Ukraine, like Romania, Bulgaria and Russia, became a Mecca for foreigners hoping to adopt white babies when it declared independence in 1991. The country's attempts to regulate international adoptions resulted in a May 1993 government-imposed moratorium on adoption by foreigners, which still permitted foreign adoptions in special cases, and the July 1994 parliamentary moratorium on all foreign adoptions.
Ukrainian statistics put the number of children adopted by foreigners in 1991 through mid-1994 at 700. According to the State Department, 492 of those children were adopted by U.S. citizens.
Russia's new law on adoption, passed in March 1995 and implemented by government decree in September 1995 after bureaucratic wrangling, is similar to Ukraine's law in that it, too, creates a central data bank registering the country's adoptable children. But, whereas Ukrainian children must be on the books for one year before they are available for international adoption, Russian children under the age of 3 are available after three months, and children age 3 and up after six months.
The Ternopil orphans
While some in Ukraine's Parliament have called for the issue of the 54 orphans brought to the United States in January 1992 to be revisited, Chicago Consul General Viktor Kyryk considers the case formally closed.
The Ukrainian government has not given specific approval for the adoption of the Ternopil orphans, but it also has not requested that the orphans return for adoption proceedings in Ukraine. "At this point, the situation should not be confused further," said the consul general. "If a crime has taken place, let the appropriate authorities pursue the criminals. These children should not be made to suffer."

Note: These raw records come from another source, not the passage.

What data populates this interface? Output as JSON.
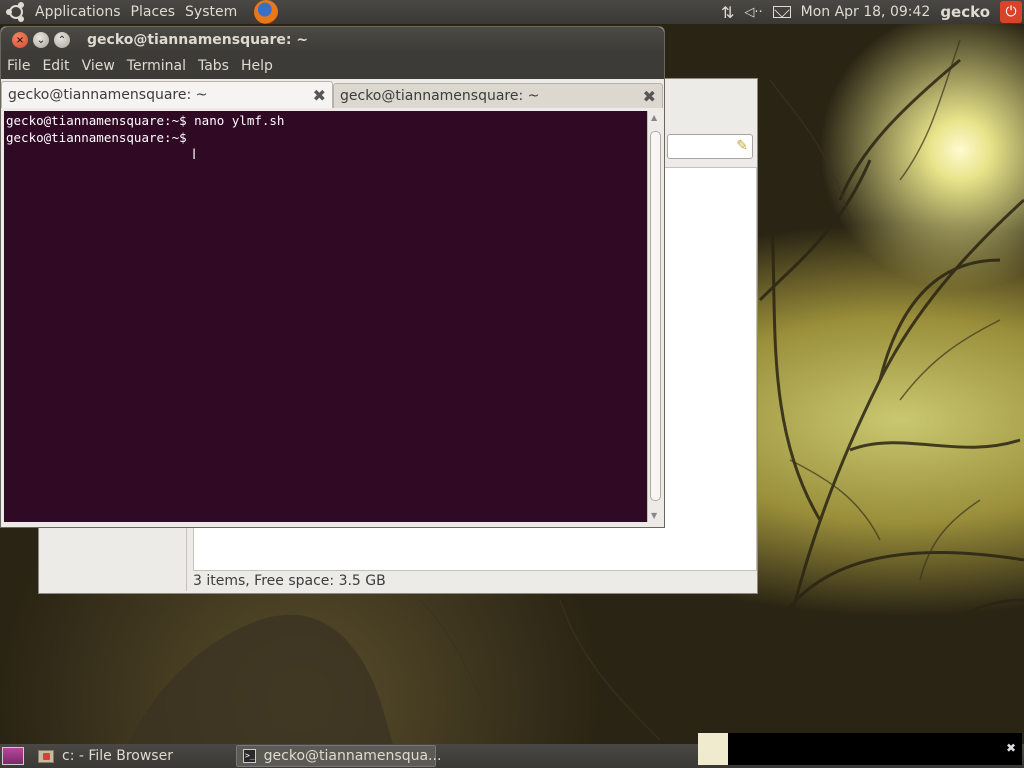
{
  "top_panel": {
    "menus": [
      "Applications",
      "Places",
      "System"
    ],
    "clock": "Mon Apr 18, 09:42",
    "user": "gecko",
    "icons": [
      "ubuntu-logo-icon",
      "firefox-icon",
      "network-icon",
      "volume-icon",
      "mail-icon",
      "power-icon"
    ]
  },
  "file_browser": {
    "status": "3 items, Free space: 3.5 GB"
  },
  "terminal": {
    "title": "gecko@tiannamensquare: ~",
    "menus": [
      "File",
      "Edit",
      "View",
      "Terminal",
      "Tabs",
      "Help"
    ],
    "tabs": [
      {
        "label": "gecko@tiannamensquare: ~"
      },
      {
        "label": "gecko@tiannamensquare: ~"
      }
    ],
    "lines": [
      "gecko@tiannamensquare:~$ nano ylmf.sh",
      "gecko@tiannamensquare:~$ "
    ],
    "background": "#300a24"
  },
  "bottom_panel": {
    "tasks": [
      {
        "label": "c: - File Browser"
      },
      {
        "label": "gecko@tiannamensqua..."
      }
    ]
  }
}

According to Ms. Lawrence, the Ternopil orphans' situation was complicated by their entry to the United States on tourist visas. "Non-immigrant visas are not the way to adopt a foreign child. Children adopted in a foreign country or brought over for adoption in the United States should enter on an immigrant visa."
Most, if not all, of the orphans have been adopted in U.S. courts. According to Robert Braun, president of the board of directors of International Families, an adoption agency licensed in the state of Pennsylvania, U.S. immigration law permits any child, adopted in any court in the world, who has resided with an American family for two years to receive permanent residence status. Once a child has received a green card, parents can apply for U.S. citizenship the very next day.

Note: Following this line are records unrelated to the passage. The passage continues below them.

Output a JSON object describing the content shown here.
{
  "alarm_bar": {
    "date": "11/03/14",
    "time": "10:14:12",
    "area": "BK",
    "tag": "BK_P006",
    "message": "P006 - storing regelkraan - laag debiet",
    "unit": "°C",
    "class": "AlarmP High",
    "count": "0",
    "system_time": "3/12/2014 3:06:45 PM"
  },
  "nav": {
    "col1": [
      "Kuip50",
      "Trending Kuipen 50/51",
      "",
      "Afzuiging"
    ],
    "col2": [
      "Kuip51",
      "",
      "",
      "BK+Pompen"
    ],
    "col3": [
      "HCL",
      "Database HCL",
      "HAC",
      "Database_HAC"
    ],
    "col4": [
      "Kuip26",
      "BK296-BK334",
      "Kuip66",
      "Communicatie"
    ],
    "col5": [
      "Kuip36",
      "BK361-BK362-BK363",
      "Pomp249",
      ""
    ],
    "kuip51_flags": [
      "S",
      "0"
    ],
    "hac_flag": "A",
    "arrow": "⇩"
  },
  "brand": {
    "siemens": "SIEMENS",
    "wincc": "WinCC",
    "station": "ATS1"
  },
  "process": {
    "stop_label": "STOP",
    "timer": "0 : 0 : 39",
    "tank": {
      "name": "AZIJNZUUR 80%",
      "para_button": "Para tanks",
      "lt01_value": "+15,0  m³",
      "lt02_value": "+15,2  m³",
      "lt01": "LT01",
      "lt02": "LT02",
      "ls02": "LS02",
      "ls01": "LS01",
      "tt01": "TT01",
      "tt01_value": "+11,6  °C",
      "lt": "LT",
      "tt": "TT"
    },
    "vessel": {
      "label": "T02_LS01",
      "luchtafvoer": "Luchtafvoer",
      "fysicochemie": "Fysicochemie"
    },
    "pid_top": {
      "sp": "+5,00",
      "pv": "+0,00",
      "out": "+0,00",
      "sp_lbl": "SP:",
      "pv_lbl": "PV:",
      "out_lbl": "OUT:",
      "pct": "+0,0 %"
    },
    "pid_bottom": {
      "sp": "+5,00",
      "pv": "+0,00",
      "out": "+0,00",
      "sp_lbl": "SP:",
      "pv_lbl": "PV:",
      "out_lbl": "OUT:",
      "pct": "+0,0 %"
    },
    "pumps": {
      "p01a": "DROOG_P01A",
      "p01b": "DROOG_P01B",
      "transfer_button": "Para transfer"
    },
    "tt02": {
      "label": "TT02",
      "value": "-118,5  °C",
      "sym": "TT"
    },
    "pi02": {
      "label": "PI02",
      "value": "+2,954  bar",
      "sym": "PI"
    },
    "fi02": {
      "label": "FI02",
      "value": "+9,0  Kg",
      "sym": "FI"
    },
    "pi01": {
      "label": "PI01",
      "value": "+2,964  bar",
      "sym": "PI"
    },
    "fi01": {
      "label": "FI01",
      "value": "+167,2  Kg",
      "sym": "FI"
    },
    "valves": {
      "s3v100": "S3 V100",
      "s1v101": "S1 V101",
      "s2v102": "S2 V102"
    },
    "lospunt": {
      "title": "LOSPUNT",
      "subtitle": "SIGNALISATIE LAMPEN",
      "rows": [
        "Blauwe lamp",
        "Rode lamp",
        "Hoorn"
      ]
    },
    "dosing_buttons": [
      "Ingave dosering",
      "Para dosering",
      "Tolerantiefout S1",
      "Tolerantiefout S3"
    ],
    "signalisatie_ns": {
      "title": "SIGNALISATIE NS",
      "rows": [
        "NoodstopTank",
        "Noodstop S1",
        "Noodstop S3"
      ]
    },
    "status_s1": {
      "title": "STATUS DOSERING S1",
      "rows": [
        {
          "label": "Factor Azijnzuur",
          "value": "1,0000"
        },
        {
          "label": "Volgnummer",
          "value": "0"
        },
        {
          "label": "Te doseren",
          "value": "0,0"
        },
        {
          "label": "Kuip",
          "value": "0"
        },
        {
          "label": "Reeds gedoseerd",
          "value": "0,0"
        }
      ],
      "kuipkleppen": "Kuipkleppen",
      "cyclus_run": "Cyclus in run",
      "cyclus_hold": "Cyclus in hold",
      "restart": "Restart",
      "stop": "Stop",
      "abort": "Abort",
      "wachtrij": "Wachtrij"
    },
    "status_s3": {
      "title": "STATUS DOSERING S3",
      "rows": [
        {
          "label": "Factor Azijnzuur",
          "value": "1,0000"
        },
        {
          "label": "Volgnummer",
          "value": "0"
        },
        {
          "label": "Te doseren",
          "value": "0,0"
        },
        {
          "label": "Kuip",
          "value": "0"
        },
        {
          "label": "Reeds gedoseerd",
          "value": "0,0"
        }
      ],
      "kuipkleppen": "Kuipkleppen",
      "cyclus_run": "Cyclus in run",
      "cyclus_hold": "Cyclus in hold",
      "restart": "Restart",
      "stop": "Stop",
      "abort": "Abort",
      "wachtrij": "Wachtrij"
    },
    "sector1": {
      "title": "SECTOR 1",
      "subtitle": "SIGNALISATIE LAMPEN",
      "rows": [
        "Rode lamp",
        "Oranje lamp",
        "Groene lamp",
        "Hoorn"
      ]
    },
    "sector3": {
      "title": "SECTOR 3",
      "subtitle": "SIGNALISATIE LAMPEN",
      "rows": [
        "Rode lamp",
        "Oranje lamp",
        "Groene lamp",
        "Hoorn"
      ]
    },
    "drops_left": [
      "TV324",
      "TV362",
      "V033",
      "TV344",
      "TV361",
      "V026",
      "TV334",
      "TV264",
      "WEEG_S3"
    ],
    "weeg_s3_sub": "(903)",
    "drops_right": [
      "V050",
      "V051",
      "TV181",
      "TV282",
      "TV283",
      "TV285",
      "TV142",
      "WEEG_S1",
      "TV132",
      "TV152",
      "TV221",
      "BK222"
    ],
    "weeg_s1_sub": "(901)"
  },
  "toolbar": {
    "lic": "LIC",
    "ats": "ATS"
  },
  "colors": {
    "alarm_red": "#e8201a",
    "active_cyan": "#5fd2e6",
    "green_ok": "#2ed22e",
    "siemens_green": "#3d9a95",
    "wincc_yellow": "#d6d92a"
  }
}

In June of last year, Ukraine's Embassy to the United States requested that the U.S. government clarify the orphans' status in the United States.
Ukraine's new law on adoption mandates that any child adopted by foreigners is a citizen of Ukraine until the age of 18. "When a child reaches the age of 18, he or she may choose to renounce Ukrainian citizenship, but until that time, the child must be registered with the Ukrainian Embassy or Consulate," said Mr. Kyryk. He has requested that all the Ternopil children register with Ukraine's Consulate General in Chicago.
While Ukraine has no way of enforcing Ukrainian citizenship of adopted children, Mr. Braun warns that the United States does recognize dual citizenship as a general principal. "If any of these children were to pay a visit to their ancestral homeland, they would be subject to Ukrainian law until they turn 18," he said.